Fiddling is a genre different than classical violin, but, at one time, I wanted to do both. When I started fiddling, way too old to learn the violin, I was gung-ho, and that ought to count for something. I have never had a violin lesson in my life, which translates into a lot of bad habits which will take a lifetime to correct, if I am lucky enough to live that long.
Anyway, back in the day I played on Red Ball strings, which were the stiffest strings known to man as far as I know, but they only cost $5. To be honest, it was sometimes a toss-up whether to put $5 worth of gas in my car or buy strings, so my strings got pretty wonky.
Metal violin strings are noted as ‘wound strings’. That means just what it says, and after so much time and pressure, they begin to come unwound. Then you know you are due for something new, or cruising for a performance misadventure. I will admit to a few bad choices in this area.
I played second fiddle to a lot of old folks years ago, and they used to cut down their bridges so they could move faster, play hoedowns and stuff.
Someone advised me to stay with a cut down bridge because, quote: “Once age and alcohol take their toll, you will have the boost of speed that a lower bridge brings and you’ll stand up to a challenge.”
Well, I didn’t drink and I wasn’t old then and so I went on to a concert bridge. Now that I do/am both of those things, I regret not keeping a lower bridge, but that’s water under the bridge today. Once you get used to a certain cut of bridge, it’s hard to go back.
The violin and I have a dysfunctional relationship.
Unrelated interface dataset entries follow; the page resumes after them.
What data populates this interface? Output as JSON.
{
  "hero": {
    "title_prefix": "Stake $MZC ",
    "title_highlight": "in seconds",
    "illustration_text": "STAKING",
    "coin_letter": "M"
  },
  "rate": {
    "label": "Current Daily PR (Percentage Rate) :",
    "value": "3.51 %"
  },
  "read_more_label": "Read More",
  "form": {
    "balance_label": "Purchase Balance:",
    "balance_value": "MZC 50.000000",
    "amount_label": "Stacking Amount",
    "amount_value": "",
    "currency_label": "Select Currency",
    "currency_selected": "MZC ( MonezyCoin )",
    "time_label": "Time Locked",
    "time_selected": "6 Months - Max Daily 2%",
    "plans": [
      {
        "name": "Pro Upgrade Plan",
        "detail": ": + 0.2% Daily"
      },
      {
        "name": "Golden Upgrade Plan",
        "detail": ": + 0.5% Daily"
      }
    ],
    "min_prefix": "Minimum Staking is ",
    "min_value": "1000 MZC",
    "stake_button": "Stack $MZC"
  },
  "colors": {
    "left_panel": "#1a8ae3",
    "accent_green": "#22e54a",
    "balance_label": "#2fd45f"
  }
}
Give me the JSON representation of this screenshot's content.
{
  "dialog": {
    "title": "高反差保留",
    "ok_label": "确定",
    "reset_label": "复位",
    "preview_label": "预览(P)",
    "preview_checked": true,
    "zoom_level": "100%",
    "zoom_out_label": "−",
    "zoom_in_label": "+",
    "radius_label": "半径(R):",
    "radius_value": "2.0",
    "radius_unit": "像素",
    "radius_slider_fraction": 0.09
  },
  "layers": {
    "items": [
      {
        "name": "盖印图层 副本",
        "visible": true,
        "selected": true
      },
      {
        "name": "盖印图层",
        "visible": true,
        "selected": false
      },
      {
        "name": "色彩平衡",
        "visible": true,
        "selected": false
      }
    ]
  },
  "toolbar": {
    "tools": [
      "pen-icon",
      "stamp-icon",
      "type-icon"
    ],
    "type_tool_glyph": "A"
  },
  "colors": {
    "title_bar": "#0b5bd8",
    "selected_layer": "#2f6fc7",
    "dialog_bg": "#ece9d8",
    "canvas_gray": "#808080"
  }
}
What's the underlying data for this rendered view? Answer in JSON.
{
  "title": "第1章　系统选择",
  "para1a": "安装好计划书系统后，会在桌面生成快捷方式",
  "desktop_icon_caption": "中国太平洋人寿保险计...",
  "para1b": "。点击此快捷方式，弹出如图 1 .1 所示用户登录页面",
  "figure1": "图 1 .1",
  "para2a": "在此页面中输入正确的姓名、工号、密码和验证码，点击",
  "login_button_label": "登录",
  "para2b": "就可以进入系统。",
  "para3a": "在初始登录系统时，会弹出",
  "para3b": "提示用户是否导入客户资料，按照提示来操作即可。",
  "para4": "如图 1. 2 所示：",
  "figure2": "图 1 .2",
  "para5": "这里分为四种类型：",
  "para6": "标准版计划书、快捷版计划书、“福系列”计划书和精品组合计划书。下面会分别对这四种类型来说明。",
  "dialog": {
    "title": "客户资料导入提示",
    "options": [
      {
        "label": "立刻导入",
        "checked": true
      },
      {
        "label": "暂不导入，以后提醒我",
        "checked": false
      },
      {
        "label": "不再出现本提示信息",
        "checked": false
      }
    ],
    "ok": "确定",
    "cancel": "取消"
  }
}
That means I get frustrated and mad and dump my partner for a while, but I always come back. Like those marriages where everyone secretly thinks the couple should get a divorce, we never quite call it quits forever, although I know there are some who wish we would.
They say bad marriages last about 8 years.
It’s been much longer than that!